[Available data]

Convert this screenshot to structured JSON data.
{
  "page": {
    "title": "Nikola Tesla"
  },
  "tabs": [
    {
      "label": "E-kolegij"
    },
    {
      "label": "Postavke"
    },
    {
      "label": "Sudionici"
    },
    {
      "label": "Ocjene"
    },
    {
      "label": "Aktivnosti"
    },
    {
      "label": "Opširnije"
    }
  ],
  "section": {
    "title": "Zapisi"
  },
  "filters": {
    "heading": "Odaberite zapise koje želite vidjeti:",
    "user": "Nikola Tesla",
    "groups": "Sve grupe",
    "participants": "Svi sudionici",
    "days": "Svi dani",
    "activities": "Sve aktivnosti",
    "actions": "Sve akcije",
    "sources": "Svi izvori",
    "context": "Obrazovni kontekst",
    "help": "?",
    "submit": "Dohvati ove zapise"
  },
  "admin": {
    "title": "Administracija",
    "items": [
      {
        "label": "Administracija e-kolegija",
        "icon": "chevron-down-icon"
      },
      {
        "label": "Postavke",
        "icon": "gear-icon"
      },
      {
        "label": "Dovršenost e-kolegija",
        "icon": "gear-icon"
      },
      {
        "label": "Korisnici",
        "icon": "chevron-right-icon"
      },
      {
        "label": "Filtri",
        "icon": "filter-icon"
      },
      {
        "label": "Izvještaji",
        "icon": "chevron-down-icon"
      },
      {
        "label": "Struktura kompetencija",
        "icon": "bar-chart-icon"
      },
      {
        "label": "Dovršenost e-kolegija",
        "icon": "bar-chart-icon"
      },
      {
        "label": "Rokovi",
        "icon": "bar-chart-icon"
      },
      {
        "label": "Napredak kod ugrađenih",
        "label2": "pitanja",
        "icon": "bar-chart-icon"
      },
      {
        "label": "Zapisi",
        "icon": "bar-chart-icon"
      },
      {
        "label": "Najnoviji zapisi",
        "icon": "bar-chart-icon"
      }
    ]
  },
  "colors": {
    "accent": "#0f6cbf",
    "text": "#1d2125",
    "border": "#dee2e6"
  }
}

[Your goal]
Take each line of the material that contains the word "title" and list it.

[Answer]
    "title": "Nikola Tesla"
    "title": "Zapisi"
    "title": "Administracija",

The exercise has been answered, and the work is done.